It drives me crazy when I see sellers or brokers that state a business has a “strong brand”. OK, if you’re buying a business under $20M, most likely the business doesn’t have a brand. It may have a reputation, a logo and a mission statement, but not a brand (yet). Coca-cola and McDonalds spend hundreds of millions on their brands. The marketing dollars of the business you are acquiring is most likely not driving brand recognition yet.
What the company does have, is a strong reputation. There is tremendous value in reputation. We recently purchased a dropshipping business and they had 5 start reviews from every one of their 400 customers. The business was a sound investment to begin with but it was those reviews that made our decision to buy it an easy one.
But don’t confuse branding with local or social reputation.
Catchy urls can definitely help your customers remember your site. And there is value in shorter 1 or 2 word urls as they are easier to remember, faster to type and less prone to making an error when entering the url.
There are many sites out there that will help you ball-park the value of a URL. This is the best way to really determine what a domain is worth without being sucked into a subjective discussion.
Some sellers and brokers will put a premium on their business because it’s in a certain niche. In very few cases where the barrier to entry is extremely high (like if you need a license) this could be warranted, for example, when Canada legalized Cannabis, they only allowed a few licenses for dispensaries to operate in Ontario. If you have one of those licenses, you can charge a heavy premium for your business..
But this is very rare in the online world and often niche should not be deemed an asset that drives a drive valuation.
Funnels / Processes / Systems
It’s one thing for a seller to highlight some key functions, processes or systems they have in place as part of the value of the business, but this should not be itemized out separately (outsourcing being the only exception). These processes are why the revenue and profits are what they are. And the profit has driven the bulk of the price of the enterprise. We should not be double counting these.
I’ve had sellers tell me that they are including documented standard operating procedures as part of the sale and this has value. And it does, but that value is already calculated as part of the sales price and is a standard training protocol.
When looking to buy a business, it’s important to properly align value to various assets. Many times what an asset is worth is very clear. But sometimes, the buyer and the seller will have different views on the value of certain assets and it can create a difference in opinion on the overall price of the business.
Our recommendation for buyers is to understand where the seller is coming from but to explain to them why some of their assets just aren’t important to you and that you are not willing to pay a premium for them.

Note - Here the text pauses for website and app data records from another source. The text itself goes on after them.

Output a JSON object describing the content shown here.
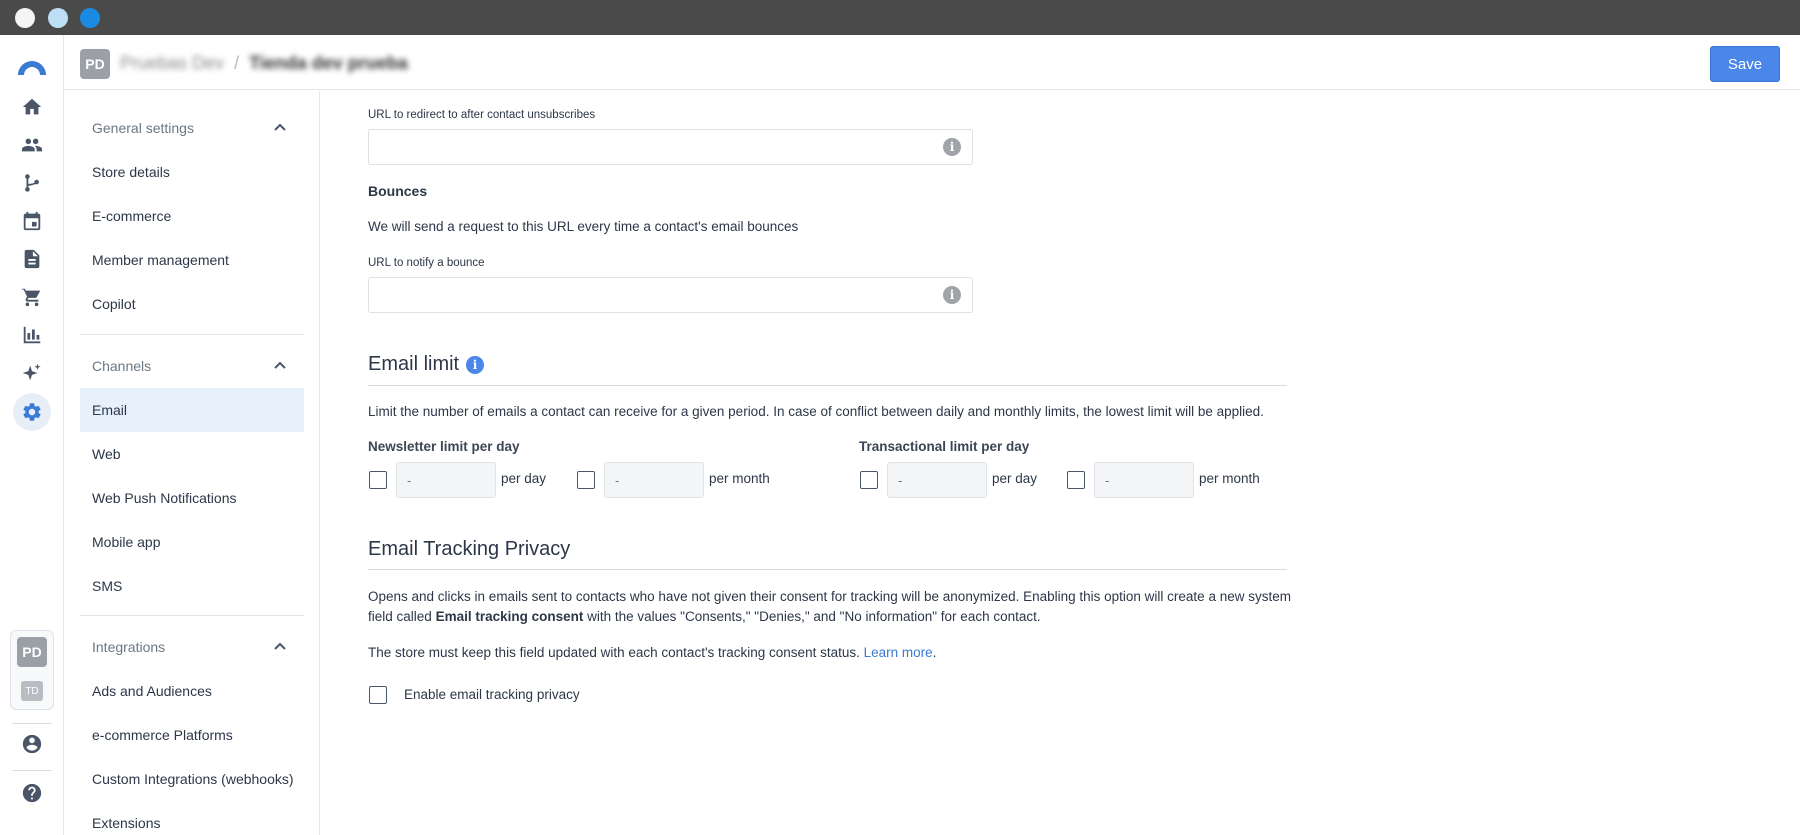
{
  "header": {
    "avatar": "PD",
    "org": "Pruebas Dev",
    "separator": "/",
    "store": "Tienda dev prueba",
    "save_label": "Save"
  },
  "rail": {
    "icons": [
      "logo-icon",
      "home-icon",
      "contacts-icon",
      "flow-icon",
      "calendar-icon",
      "document-icon",
      "cart-icon",
      "chart-icon",
      "sparkle-icon",
      "settings-icon",
      "user-circle-icon",
      "help-icon"
    ],
    "workspaces": [
      "PD",
      "TD"
    ]
  },
  "nav": {
    "general": {
      "label": "General settings",
      "items": [
        "Store details",
        "E-commerce",
        "Member management",
        "Copilot"
      ]
    },
    "channels": {
      "label": "Channels",
      "items": [
        "Email",
        "Web",
        "Web Push Notifications",
        "Mobile app",
        "SMS"
      ]
    },
    "integrations": {
      "label": "Integrations",
      "items": [
        "Ads and Audiences",
        "e-commerce Platforms",
        "Custom Integrations (webhooks)",
        "Extensions"
      ]
    }
  },
  "main": {
    "unsub_url_label": "URL to redirect to after contact unsubscribes",
    "bounces_title": "Bounces",
    "bounces_desc": "We will send a request to this URL every time a contact's email bounces",
    "bounce_url_label": "URL to notify a bounce",
    "email_limit": {
      "title": "Email limit",
      "desc": "Limit the number of emails a contact can receive for a given period. In case of conflict between daily and monthly limits, the lowest limit will be applied.",
      "newsletter_label": "Newsletter limit per day",
      "transactional_label": "Transactional limit per day",
      "placeholder": "-",
      "per_day": "per day",
      "per_month": "per month"
    },
    "tracking": {
      "title": "Email Tracking Privacy",
      "desc_1": "Opens and clicks in emails sent to contacts who have not given their consent for tracking will be anonymized. Enabling this option will create a new system field called",
      "desc_bold": "Email tracking consent",
      "desc_2": "with the values \"Consents,\" \"Denies,\" and \"No information\" for each contact.",
      "store_note": "The store must keep this field updated with each contact's tracking consent status.",
      "learn_more": "Learn more",
      "period": ".",
      "enable_label": "Enable email tracking privacy"
    }
  },
  "colors": {
    "accent": "#4a87e8",
    "active_nav_bg": "#e6f1fc",
    "link": "#3a7bd5"
  }
}
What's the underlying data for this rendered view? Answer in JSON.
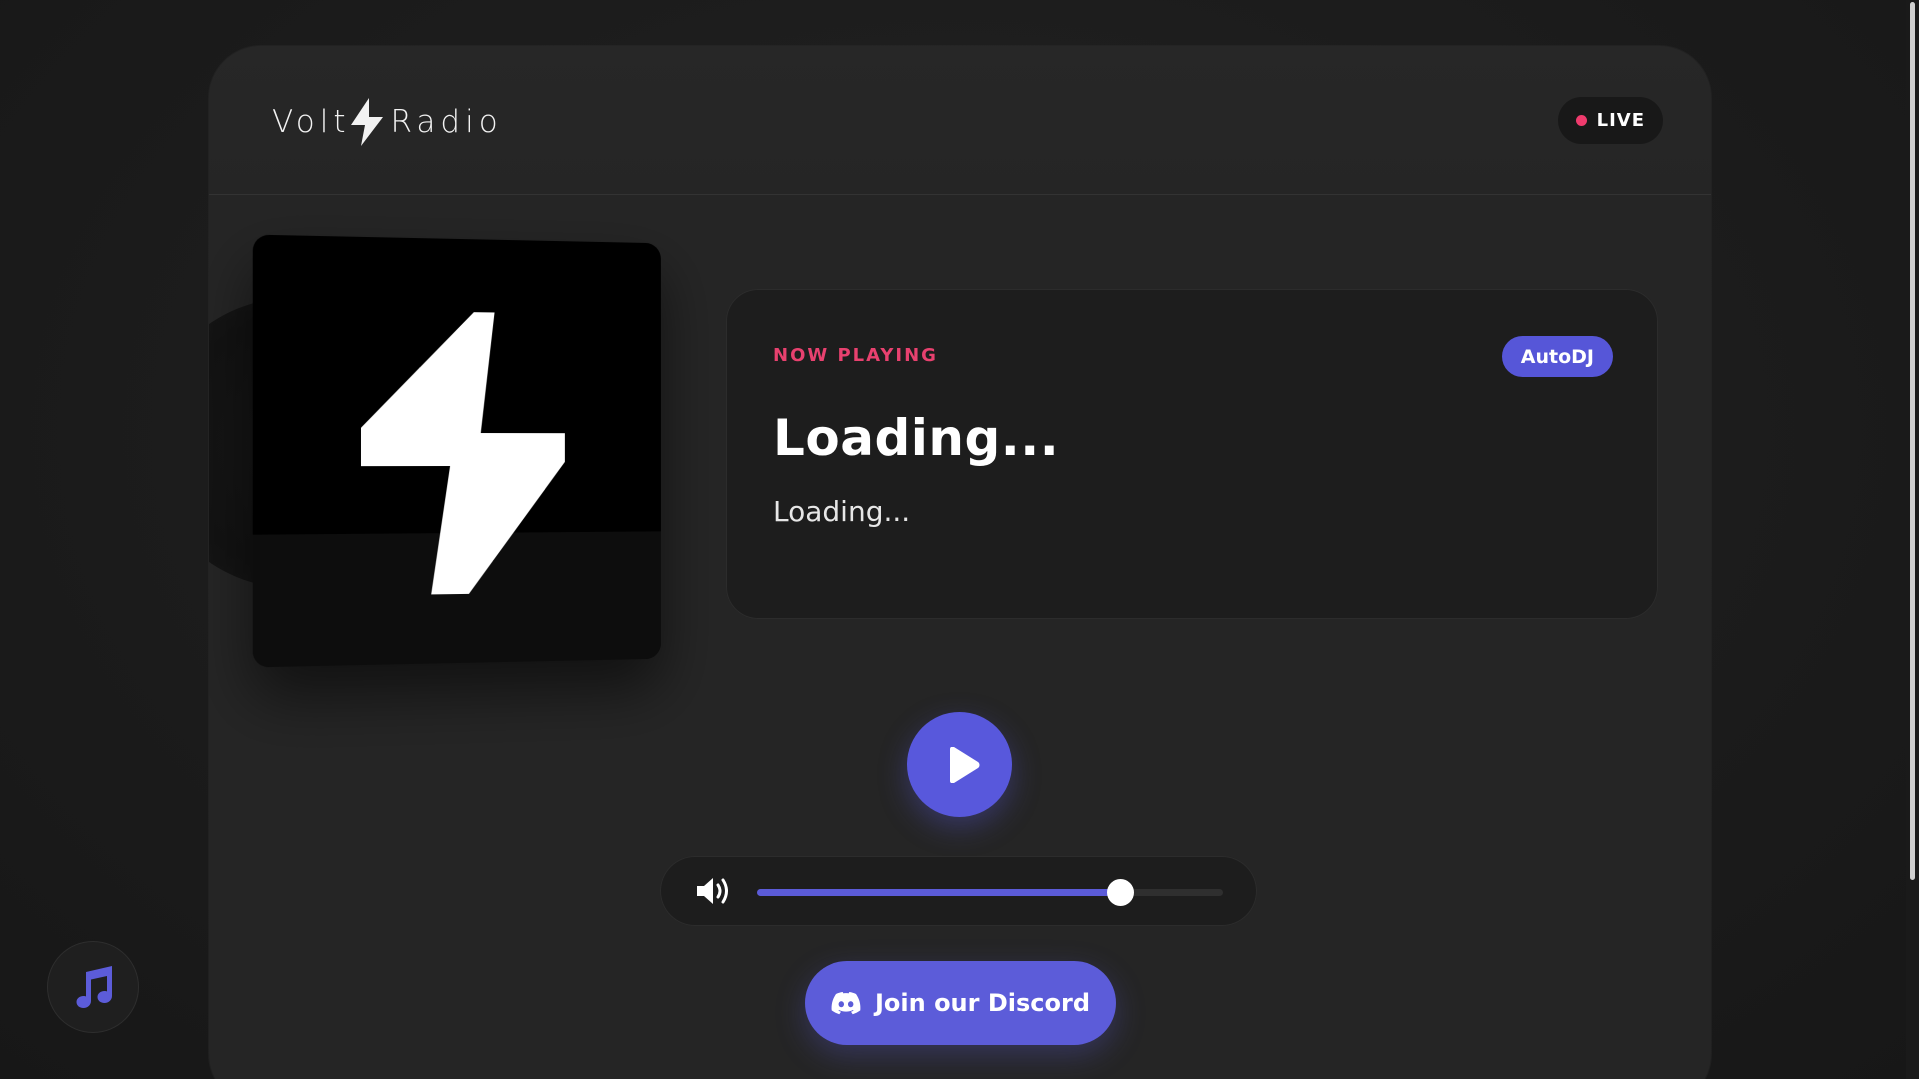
{
  "header": {
    "logo_left": "Volt",
    "logo_right": "Radio",
    "live_label": "LIVE"
  },
  "now_playing": {
    "label": "NOW PLAYING",
    "badge": "AutoDJ",
    "title": "Loading...",
    "artist": "Loading..."
  },
  "volume": {
    "level_percent": 78
  },
  "discord_button": {
    "label": "Join our Discord"
  },
  "icons": {
    "logo": "lightning-bolt-icon",
    "album": "lightning-bolt-icon",
    "play": "play-icon",
    "volume": "speaker-icon",
    "discord": "discord-icon",
    "music": "music-note-icon"
  },
  "colors": {
    "accent": "#5858dc",
    "live_dot": "#ef3b6d",
    "now_playing_label": "#e8416f",
    "background": "#1b1b1b",
    "card": "#252525"
  }
}
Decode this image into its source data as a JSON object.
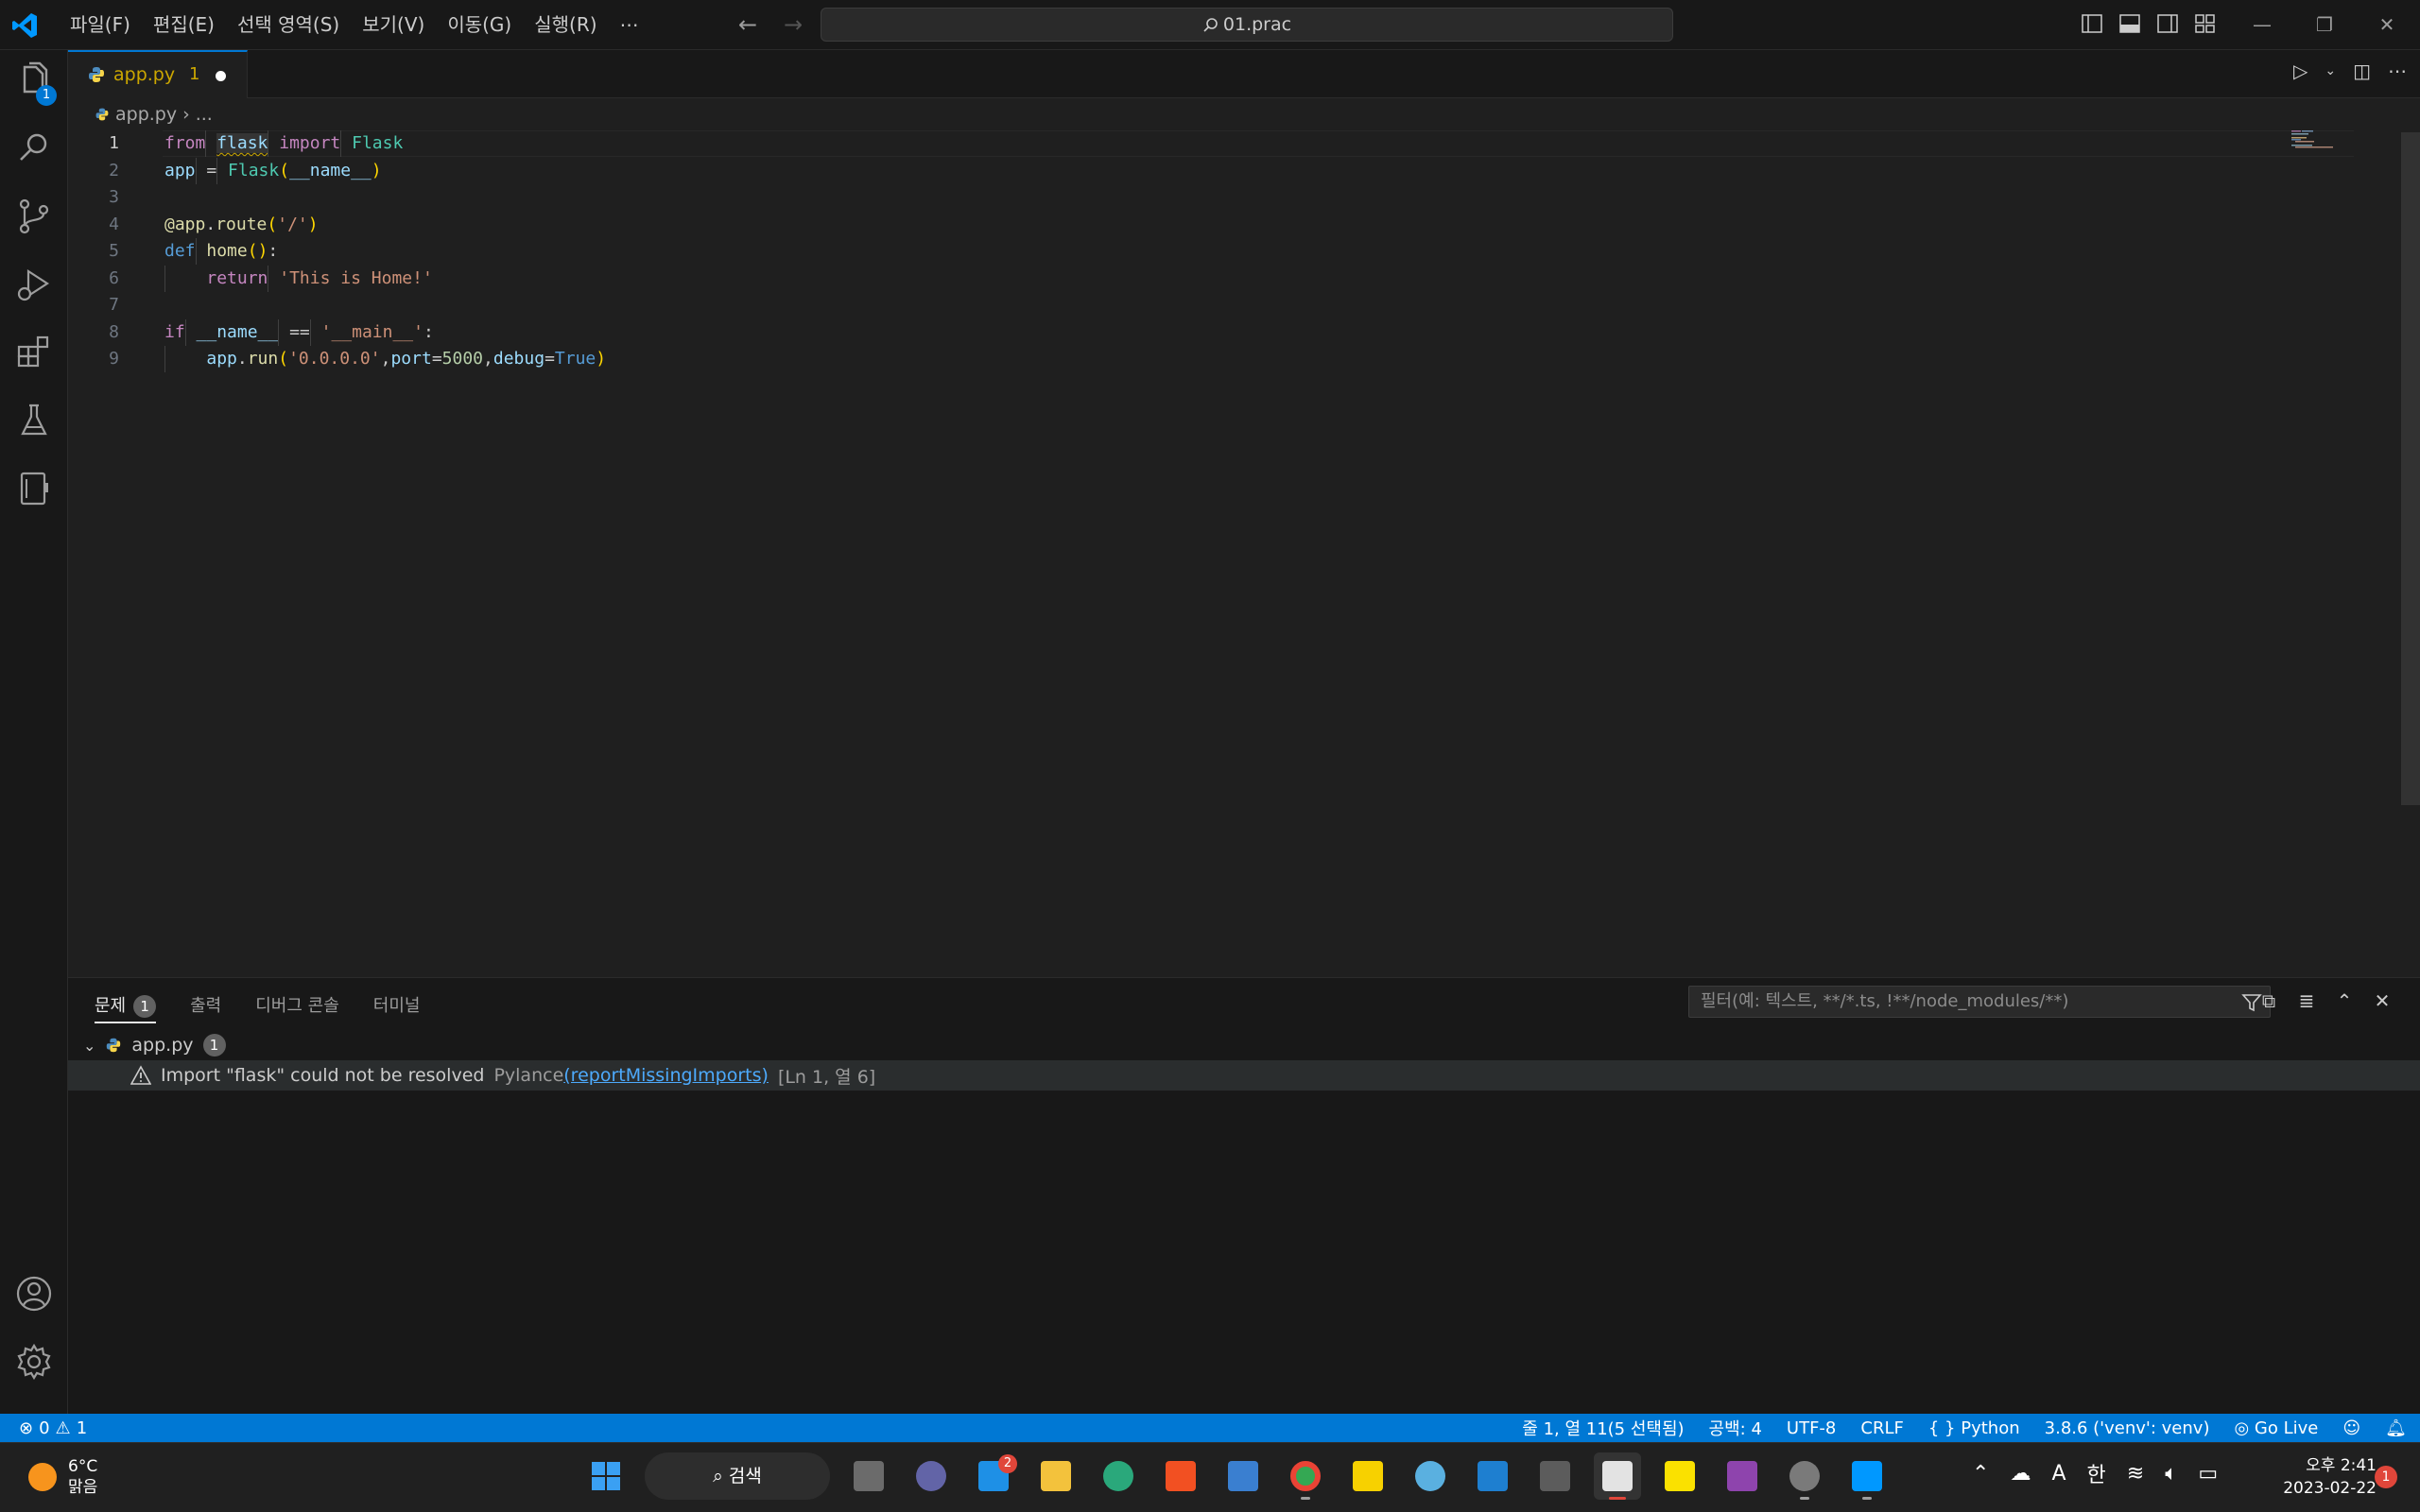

At the same time, in any good negotiation, it’s important not to lose sight of the forest from the trees. It may be well worth giving in on some overpriced assets, to gain access to many more underpriced ones that can create a significantly higher return on investment overall.
Help us grow this list and provide value for more readers. If you think of other commonly underestimated assets that buyers should look for or have seen overly inflated asset prices, add them into the comments below.